HOW TO COMPLETE THIS TASK -> Your copy should match the records below exactly, except for the pictures.

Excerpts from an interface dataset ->

= Beginning of Section =

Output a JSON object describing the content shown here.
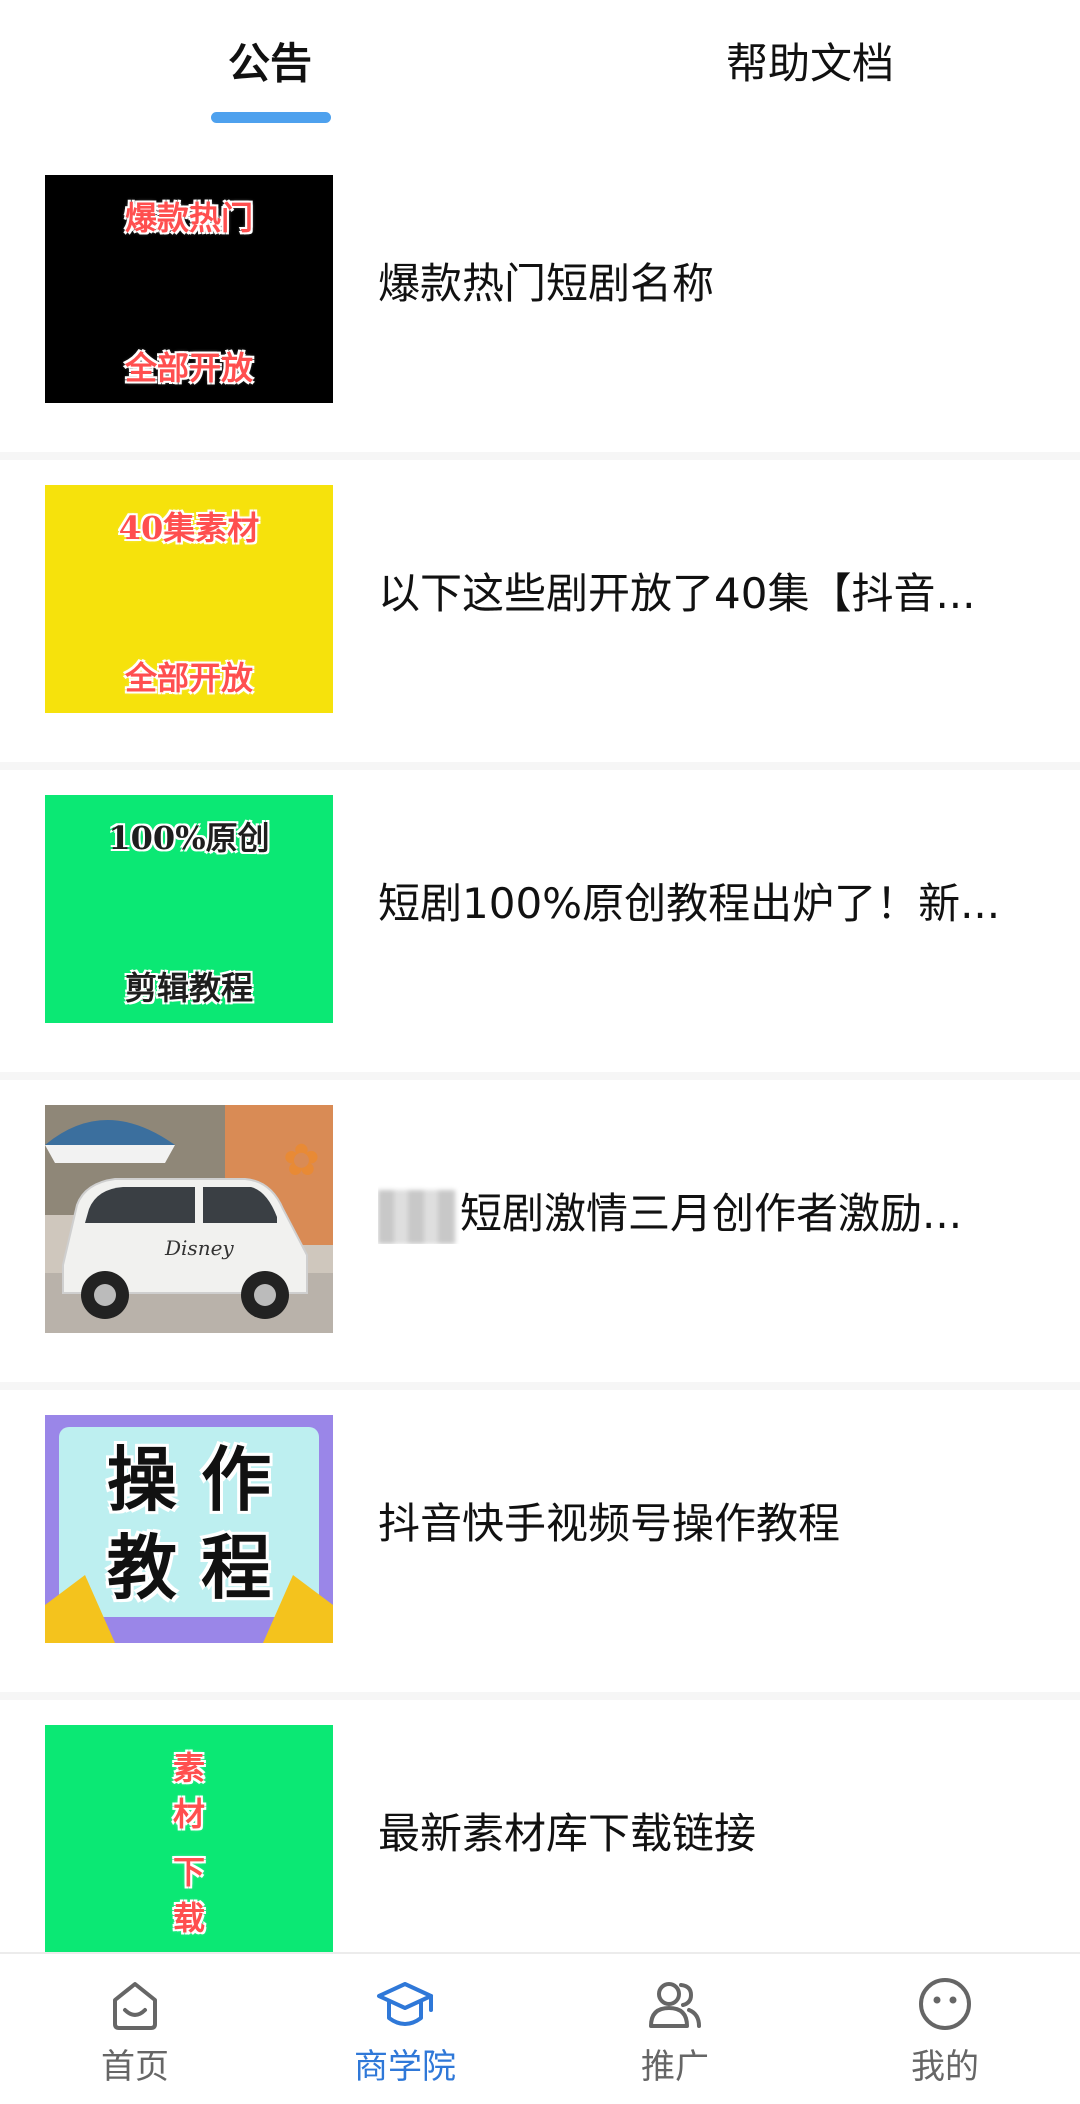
{
  "tabs": [
    {
      "label": "公告",
      "active": true
    },
    {
      "label": "帮助文档",
      "active": false
    }
  ],
  "accent_color": "#4ea1ee",
  "items": [
    {
      "thumb": {
        "style": "black",
        "top": "爆款热门",
        "bottom": "全部开放"
      },
      "title": "爆款热门短剧名称"
    },
    {
      "thumb": {
        "style": "yellow",
        "top": "40集素材",
        "bottom": "全部开放"
      },
      "title": "以下这些剧开放了40集【抖音..."
    },
    {
      "thumb": {
        "style": "green",
        "top": "100%原创",
        "bottom": "剪辑教程"
      },
      "title": "短剧100%原创教程出炉了！新..."
    },
    {
      "thumb": {
        "style": "photo",
        "brand": "Disney"
      },
      "title": "短剧激情三月创作者激励..."
    },
    {
      "thumb": {
        "style": "illustration",
        "row1": "操 作",
        "row2": "教 程"
      },
      "title": "抖音快手视频号操作教程"
    },
    {
      "thumb": {
        "style": "green",
        "top": "素材",
        "bottom": "下载"
      },
      "title": "最新素材库下载链接"
    }
  ],
  "bottom_nav": [
    {
      "label": "首页",
      "icon": "home-icon",
      "active": false
    },
    {
      "label": "商学院",
      "icon": "graduation-cap-icon",
      "active": true
    },
    {
      "label": "推广",
      "icon": "users-icon",
      "active": false
    },
    {
      "label": "我的",
      "icon": "smiley-face-icon",
      "active": false
    }
  ],
  "nav_active_color": "#2f78d8",
  "nav_inactive_color": "#666666"
}
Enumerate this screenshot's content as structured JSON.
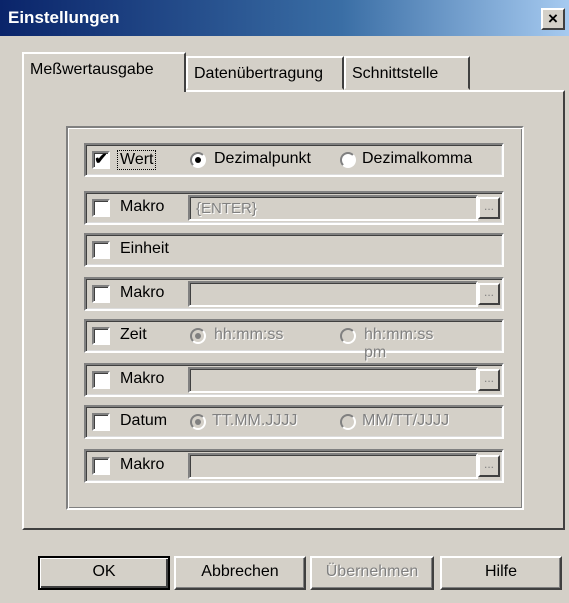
{
  "window": {
    "title": "Einstellungen",
    "close_glyph": "×"
  },
  "tabs": [
    {
      "label": "Meßwertausgabe",
      "active": true
    },
    {
      "label": "Datenübertragung",
      "active": false
    },
    {
      "label": "Schnittstelle",
      "active": false
    }
  ],
  "rows": {
    "wert": {
      "label": "Wert",
      "checked": true,
      "radio1": "Dezimalpunkt",
      "radio2": "Dezimalkomma",
      "selected": "Dezimalpunkt"
    },
    "makro1": {
      "label": "Makro",
      "checked": false,
      "value": "{ENTER}"
    },
    "einheit": {
      "label": "Einheit",
      "checked": false
    },
    "makro2": {
      "label": "Makro",
      "checked": false,
      "value": ""
    },
    "zeit": {
      "label": "Zeit",
      "checked": false,
      "radio1": "hh:mm:ss",
      "radio2": "hh:mm:ss pm",
      "selected": "hh:mm:ss"
    },
    "makro3": {
      "label": "Makro",
      "checked": false,
      "value": ""
    },
    "datum": {
      "label": "Datum",
      "checked": false,
      "radio1": "TT.MM.JJJJ",
      "radio2": "MM/TT/JJJJ",
      "selected": "TT.MM.JJJJ"
    },
    "makro4": {
      "label": "Makro",
      "checked": false,
      "value": ""
    }
  },
  "ellipsis_glyph": "...",
  "check_glyph": "✔",
  "buttons": {
    "ok": "OK",
    "cancel": "Abbrechen",
    "apply": "Übernehmen",
    "help": "Hilfe"
  },
  "colors": {
    "face": "#d4d0c8",
    "title_bar": "#0a246a",
    "disabled_text": "#808080"
  }
}
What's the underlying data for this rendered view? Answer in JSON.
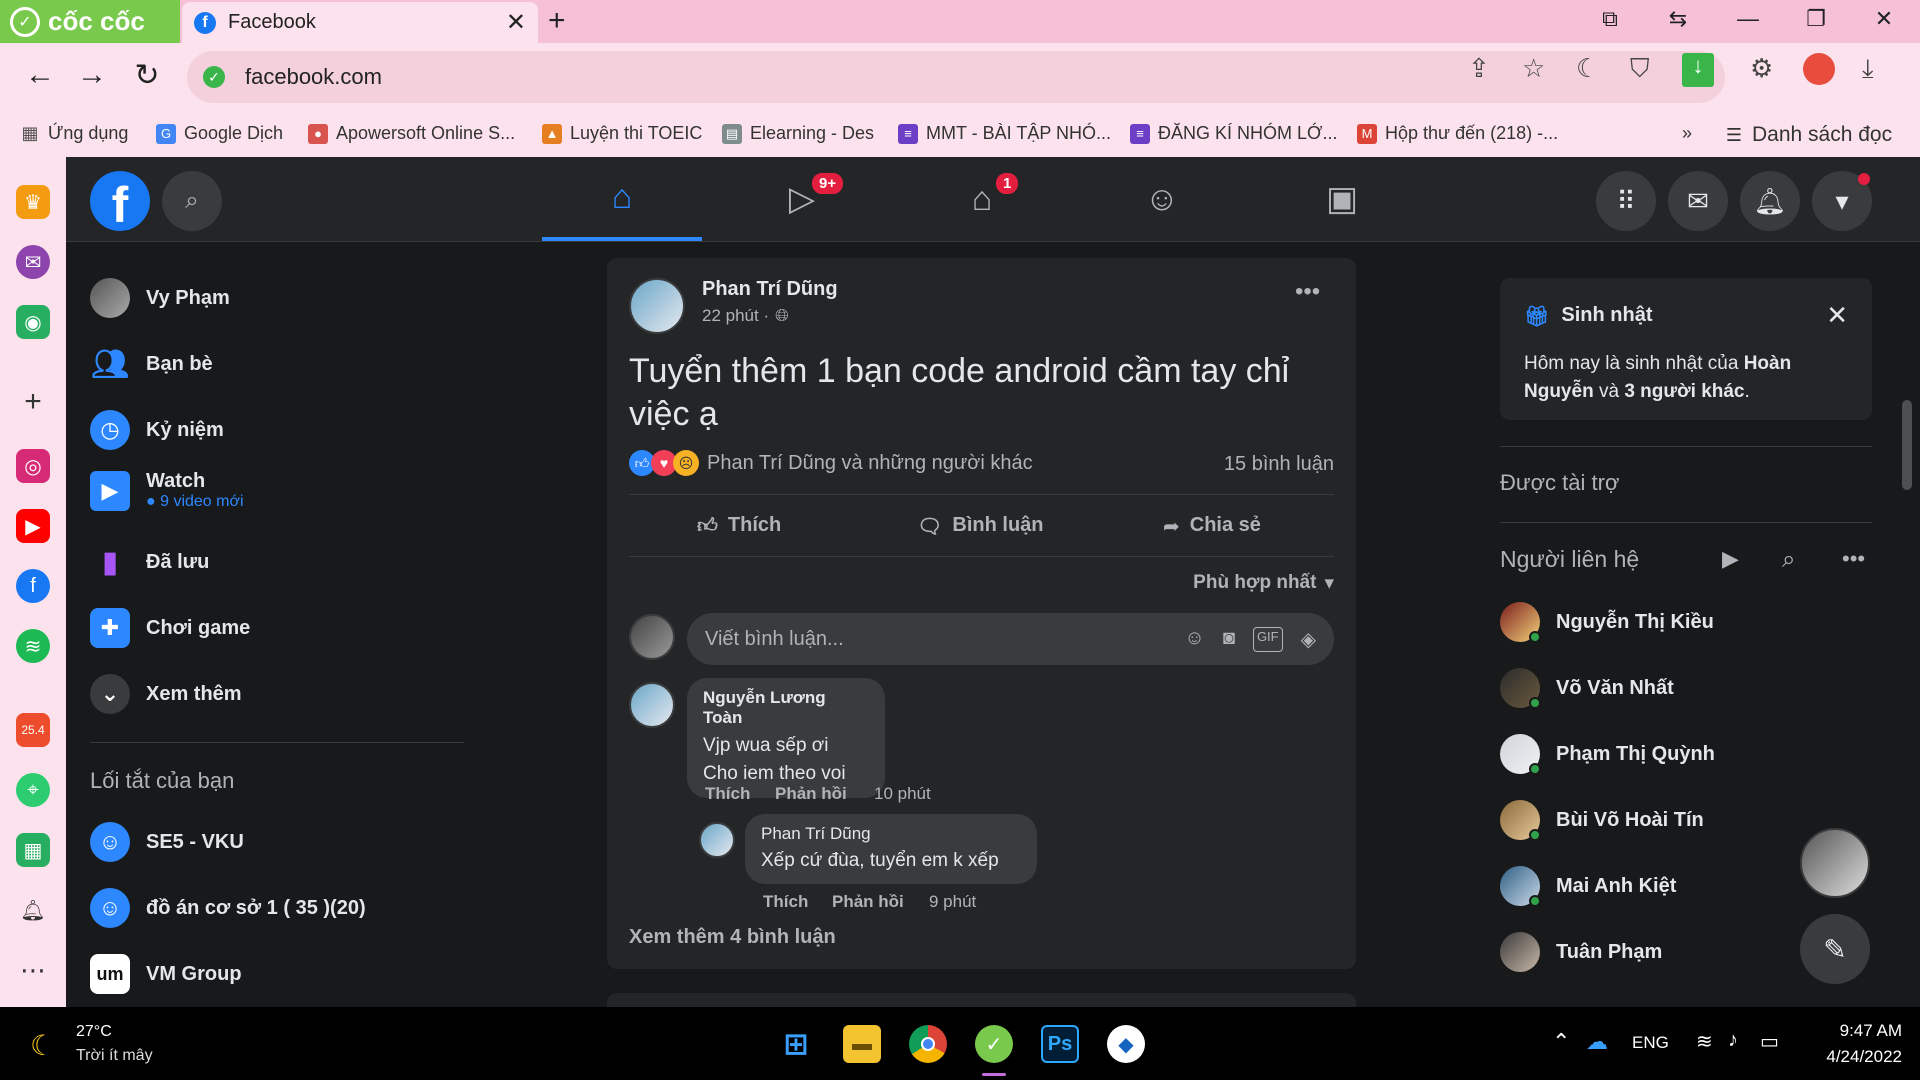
{
  "browser": {
    "brand": "cốc cốc",
    "tab_title": "Facebook",
    "url": "facebook.com",
    "bookmarks": [
      {
        "label": "Ứng dụng",
        "color": "#555555"
      },
      {
        "label": "Google Dịch",
        "color": "#4285f4"
      },
      {
        "label": "Apowersoft Online S...",
        "color": "#d9534f"
      },
      {
        "label": "Luyện thi TOEIC",
        "color": "#e67e22"
      },
      {
        "label": "Elearning - Des",
        "color": "#7f8c8d"
      },
      {
        "label": "MMT - BÀI TẬP NHÓ...",
        "color": "#6c3fc7"
      },
      {
        "label": "ĐĂNG KÍ NHÓM LỚ...",
        "color": "#6c3fc7"
      },
      {
        "label": "Hộp thư đến (218) -...",
        "color": "#db4437"
      }
    ],
    "more_bookmarks": "»",
    "reading_list": "Danh sách đọc"
  },
  "fb_header": {
    "logo": "f",
    "video_badge": "9+",
    "marketplace_badge": "1"
  },
  "leftnav": {
    "items": [
      {
        "label": "Vy Phạm",
        "icon": "profile-avatar"
      },
      {
        "label": "Bạn bè",
        "icon": "friends-icon"
      },
      {
        "label": "Kỷ niệm",
        "icon": "memories-icon"
      },
      {
        "label": "Watch",
        "sub": "9 video mới",
        "icon": "watch-icon"
      },
      {
        "label": "Đã lưu",
        "icon": "saved-icon"
      },
      {
        "label": "Chơi game",
        "icon": "gaming-icon"
      },
      {
        "label": "Xem thêm",
        "icon": "chevron-down-icon"
      }
    ],
    "shortcuts_title": "Lối tắt của bạn",
    "shortcuts": [
      {
        "label": "SE5 - VKU"
      },
      {
        "label": "đồ án cơ sở 1 ( 35 )(20)"
      },
      {
        "label": "VM Group",
        "logo": "um"
      }
    ]
  },
  "post": {
    "author": "Phan Trí Dũng",
    "time": "22 phút ·",
    "text": "Tuyển thêm 1 bạn code android cầm tay chỉ việc ạ",
    "reactions_text": "Phan Trí Dũng và những người khác",
    "comments_count": "15 bình luận",
    "actions": {
      "like": "Thích",
      "comment": "Bình luận",
      "share": "Chia sẻ"
    },
    "sort": "Phù hợp nhất",
    "comment_placeholder": "Viết bình luận...",
    "comments": [
      {
        "name": "Nguyễn Lương Toàn",
        "lines": [
          "Vjp wua sếp ơi",
          "Cho iem theo voi"
        ],
        "like": "Thích",
        "reply": "Phản hồi",
        "time": "10 phút"
      },
      {
        "name": "Phan Trí Dũng",
        "lines": [
          "Xếp cứ đùa, tuyển em k xếp"
        ],
        "like": "Thích",
        "reply": "Phản hồi",
        "time": "9 phút"
      }
    ],
    "more_comments": "Xem thêm 4 bình luận"
  },
  "rightcol": {
    "birthday_title": "Sinh nhật",
    "birthday_text_pre": "Hôm nay là sinh nhật của ",
    "birthday_name": "Hoàn Nguyễn",
    "birthday_mid": " và ",
    "birthday_others": "3 người khác",
    "birthday_end": ".",
    "sponsored": "Được tài trợ",
    "contacts_title": "Người liên hệ",
    "contacts": [
      {
        "name": "Nguyễn Thị Kiều"
      },
      {
        "name": "Võ Văn Nhất"
      },
      {
        "name": "Phạm Thị Quỳnh"
      },
      {
        "name": "Bùi Võ Hoài Tín"
      },
      {
        "name": "Mai Anh Kiệt"
      },
      {
        "name": "Tuân Phạm"
      }
    ]
  },
  "taskbar": {
    "temp": "27°C",
    "weather": "Trời ít mây",
    "lang": "ENG",
    "time": "9:47 AM",
    "date": "4/24/2022"
  }
}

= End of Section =

SOLUTION FOR THIS TASK ->
Output a JSON object describing the content shown here.
{
  "tabs": [
    {
      "label": "公告",
      "active": true
    },
    {
      "label": "帮助文档",
      "active": false
    }
  ],
  "accent_color": "#4ea1ee",
  "items": [
    {
      "thumb": {
        "style": "black",
        "top": "爆款热门",
        "bottom": "全部开放"
      },
      "title": "爆款热门短剧名称"
    },
    {
      "thumb": {
        "style": "yellow",
        "top": "40集素材",
        "bottom": "全部开放"
      },
      "title": "以下这些剧开放了40集【抖音..."
    },
    {
      "thumb": {
        "style": "green",
        "top": "100%原创",
        "bottom": "剪辑教程"
      },
      "title": "短剧100%原创教程出炉了！新..."
    },
    {
      "thumb": {
        "style": "photo",
        "brand": "Disney"
      },
      "title": "短剧激情三月创作者激励..."
    },
    {
      "thumb": {
        "style": "illustration",
        "row1": "操 作",
        "row2": "教 程"
      },
      "title": "抖音快手视频号操作教程"
    },
    {
      "thumb": {
        "style": "green",
        "top": "素材",
        "bottom": "下载"
      },
      "title": "最新素材库下载链接"
    }
  ],
  "bottom_nav": [
    {
      "label": "首页",
      "icon": "home-icon",
      "active": false
    },
    {
      "label": "商学院",
      "icon": "graduation-cap-icon",
      "active": true
    },
    {
      "label": "推广",
      "icon": "users-icon",
      "active": false
    },
    {
      "label": "我的",
      "icon": "smiley-face-icon",
      "active": false
    }
  ],
  "nav_active_color": "#2f78d8",
  "nav_inactive_color": "#666666"
}
Enumerate this screenshot's content as structured JSON.
{
  "window": {
    "title": "Einstellungen",
    "close_glyph": "×"
  },
  "tabs": [
    {
      "label": "Meßwertausgabe",
      "active": true
    },
    {
      "label": "Datenübertragung",
      "active": false
    },
    {
      "label": "Schnittstelle",
      "active": false
    }
  ],
  "rows": {
    "wert": {
      "label": "Wert",
      "checked": true,
      "radio1": "Dezimalpunkt",
      "radio2": "Dezimalkomma",
      "selected": "Dezimalpunkt"
    },
    "makro1": {
      "label": "Makro",
      "checked": false,
      "value": "{ENTER}"
    },
    "einheit": {
      "label": "Einheit",
      "checked": false
    },
    "makro2": {
      "label": "Makro",
      "checked": false,
      "value": ""
    },
    "zeit": {
      "label": "Zeit",
      "checked": false,
      "radio1": "hh:mm:ss",
      "radio2": "hh:mm:ss pm",
      "selected": "hh:mm:ss"
    },
    "makro3": {
      "label": "Makro",
      "checked": false,
      "value": ""
    },
    "datum": {
      "label": "Datum",
      "checked": false,
      "radio1": "TT.MM.JJJJ",
      "radio2": "MM/TT/JJJJ",
      "selected": "TT.MM.JJJJ"
    },
    "makro4": {
      "label": "Makro",
      "checked": false,
      "value": ""
    }
  },
  "ellipsis_glyph": "...",
  "check_glyph": "✔",
  "buttons": {
    "ok": "OK",
    "cancel": "Abbrechen",
    "apply": "Übernehmen",
    "help": "Hilfe"
  },
  "colors": {
    "face": "#d4d0c8",
    "title_bar": "#0a246a",
    "disabled_text": "#808080"
  }
}
What's the underlying data for this rendered view? Answer in JSON.
{
  "browser": {
    "brand": "cốc cốc",
    "tab_title": "Facebook",
    "url": "facebook.com",
    "bookmarks": [
      {
        "label": "Ứng dụng",
        "color": "#555555"
      },
      {
        "label": "Google Dịch",
        "color": "#4285f4"
      },
      {
        "label": "Apowersoft Online S...",
        "color": "#d9534f"
      },
      {
        "label": "Luyện thi TOEIC",
        "color": "#e67e22"
      },
      {
        "label": "Elearning - Des",
        "color": "#7f8c8d"
      },
      {
        "label": "MMT - BÀI TẬP NHÓ...",
        "color": "#6c3fc7"
      },
      {
        "label": "ĐĂNG KÍ NHÓM LỚ...",
        "color": "#6c3fc7"
      },
      {
        "label": "Hộp thư đến (218) -...",
        "color": "#db4437"
      }
    ],
    "more_bookmarks": "»",
    "reading_list": "Danh sách đọc"
  },
  "fb_header": {
    "logo": "f",
    "video_badge": "9+",
    "marketplace_badge": "1"
  },
  "leftnav": {
    "items": [
      {
        "label": "Vy Phạm",
        "icon": "profile-avatar"
      },
      {
        "label": "Bạn bè",
        "icon": "friends-icon"
      },
      {
        "label": "Kỷ niệm",
        "icon": "memories-icon"
      },
      {
        "label": "Watch",
        "sub": "9 video mới",
        "icon": "watch-icon"
      },
      {
        "label": "Đã lưu",
        "icon": "saved-icon"
      },
      {
        "label": "Chơi game",
        "icon": "gaming-icon"
      },
      {
        "label": "Xem thêm",
        "icon": "chevron-down-icon"
      }
    ],
    "shortcuts_title": "Lối tắt của bạn",
    "shortcuts": [
      {
        "label": "SE5 - VKU"
      },
      {
        "label": "đồ án cơ sở 1 ( 35 )(20)"
      },
      {
        "label": "VM Group",
        "logo": "um"
      }
    ]
  },
  "post": {
    "author": "Phan Trí Dũng",
    "time": "22 phút ·",
    "text": "Tuyển thêm 1 bạn code android cầm tay chỉ việc ạ",
    "reactions_text": "Phan Trí Dũng và những người khác",
    "comments_count": "15 bình luận",
    "actions": {
      "like": "Thích",
      "comment": "Bình luận",
      "share": "Chia sẻ"
    },
    "sort": "Phù hợp nhất",
    "comment_placeholder": "Viết bình luận...",
    "comments": [
      {
        "name": "Nguyễn Lương Toàn",
        "lines": [
          "Vjp wua sếp ơi",
          "Cho iem theo voi"
        ],
        "like": "Thích",
        "reply": "Phản hồi",
        "time": "10 phút"
      },
      {
        "name": "Phan Trí Dũng",
        "lines": [
          "Xếp cứ đùa, tuyển em k xếp"
        ],
        "like": "Thích",
        "reply": "Phản hồi",
        "time": "9 phút"
      }
    ],
    "more_comments": "Xem thêm 4 bình luận"
  },
  "rightcol": {
    "birthday_title": "Sinh nhật",
    "birthday_text_pre": "Hôm nay là sinh nhật của ",
    "birthday_name": "Hoàn Nguyễn",
    "birthday_mid": " và ",
    "birthday_others": "3 người khác",
    "birthday_end": ".",
    "sponsored": "Được tài trợ",
    "contacts_title": "Người liên hệ",
    "contacts": [
      {
        "name": "Nguyễn Thị Kiều"
      },
      {
        "name": "Võ Văn Nhất"
      },
      {
        "name": "Phạm Thị Quỳnh"
      },
      {
        "name": "Bùi Võ Hoài Tín"
      },
      {
        "name": "Mai Anh Kiệt"
      },
      {
        "name": "Tuân Phạm"
      }
    ]
  },
  "taskbar": {
    "temp": "27°C",
    "weather": "Trời ít mây",
    "lang": "ENG",
    "time": "9:47 AM",
    "date": "4/24/2022"
  }
}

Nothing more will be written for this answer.